Directed, written by Ivan Cherkelov. Camera (color/B&W), Emil Hristov; editor , Ognyan Ivanov; music, Assen Avramov; art directors, Georgi Todorov, Svetlana Bonnet. Reviewed at Berlin Film Festival (Forum), Feb. 17, 2000. Original title: Stakleni topcheta. Running time: 100 MIN.
With: Ivan Ivanov, Jana Karaivanova, Rumen Traikov, Georgi Cherkelov.
Relentlessly inventive and bracingly complex, “Glass Marbles” is also determinedly oblique and demanding of even the most sympathetic auds. Philosophical tale of three men and a woman adrift in contempo Bulgaria may speak to local auds but will have a tough time rolling beyond smorgasbord fests and regional tube sales.
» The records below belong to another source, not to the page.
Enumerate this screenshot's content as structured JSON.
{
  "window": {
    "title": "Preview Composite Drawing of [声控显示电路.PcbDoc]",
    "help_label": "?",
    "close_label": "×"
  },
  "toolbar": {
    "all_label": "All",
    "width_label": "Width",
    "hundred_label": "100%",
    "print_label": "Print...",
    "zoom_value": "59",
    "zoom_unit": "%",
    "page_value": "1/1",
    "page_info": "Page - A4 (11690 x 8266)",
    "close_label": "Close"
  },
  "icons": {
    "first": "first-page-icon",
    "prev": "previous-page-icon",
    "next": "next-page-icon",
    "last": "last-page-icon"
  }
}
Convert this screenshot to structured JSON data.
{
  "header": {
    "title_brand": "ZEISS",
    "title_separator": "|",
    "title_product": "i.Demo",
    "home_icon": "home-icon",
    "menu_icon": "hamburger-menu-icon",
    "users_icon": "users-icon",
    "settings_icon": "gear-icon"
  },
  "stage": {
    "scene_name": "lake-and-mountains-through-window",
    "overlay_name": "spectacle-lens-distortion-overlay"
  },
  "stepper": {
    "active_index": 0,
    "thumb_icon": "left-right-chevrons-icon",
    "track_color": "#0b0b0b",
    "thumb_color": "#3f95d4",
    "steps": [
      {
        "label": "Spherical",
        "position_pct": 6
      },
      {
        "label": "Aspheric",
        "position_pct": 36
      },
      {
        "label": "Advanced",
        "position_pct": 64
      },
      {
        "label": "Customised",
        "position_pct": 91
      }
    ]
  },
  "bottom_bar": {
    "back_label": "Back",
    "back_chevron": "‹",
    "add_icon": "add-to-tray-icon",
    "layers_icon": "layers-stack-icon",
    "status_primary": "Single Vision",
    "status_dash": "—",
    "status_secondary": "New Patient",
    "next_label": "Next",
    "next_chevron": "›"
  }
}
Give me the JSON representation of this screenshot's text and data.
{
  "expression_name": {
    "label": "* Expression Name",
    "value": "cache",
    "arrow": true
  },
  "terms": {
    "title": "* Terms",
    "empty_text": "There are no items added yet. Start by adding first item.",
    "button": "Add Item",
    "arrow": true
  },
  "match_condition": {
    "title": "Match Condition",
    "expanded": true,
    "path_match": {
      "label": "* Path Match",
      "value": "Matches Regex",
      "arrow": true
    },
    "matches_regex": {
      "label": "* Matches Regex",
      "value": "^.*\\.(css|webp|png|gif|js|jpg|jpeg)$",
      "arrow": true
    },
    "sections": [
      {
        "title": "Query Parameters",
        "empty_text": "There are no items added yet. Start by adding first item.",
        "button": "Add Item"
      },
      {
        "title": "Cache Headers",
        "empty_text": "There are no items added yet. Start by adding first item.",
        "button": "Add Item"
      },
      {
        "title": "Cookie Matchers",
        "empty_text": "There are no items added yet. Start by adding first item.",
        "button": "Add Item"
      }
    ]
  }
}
After a night of waiting among stacked cans of contraband cheese, Patzo and Chico engage in a game of brinkmanship involving a car alarm that gets one of them killed. Meanwhile, Albena has decided to leave her husband, Filip, and their stylish home, only to return a year later after her relationship with Patzo crumbles. Visual metaphor of marbles, used as ballast in embalming procedures, is meant to represent the hollowness of life sans spirituality, per helmer Ivan Cherkelov, who made his third Berlin Forum appearance in just over a decade and claims pic “speaks to people who are unhappy in their lives.” Emil Hristov’s ace lensing is an immense help in achieving that goal, but pic is ultimately impeded by an allegorical visual language that’s as detailed yet inscrutable as hieroglyphics.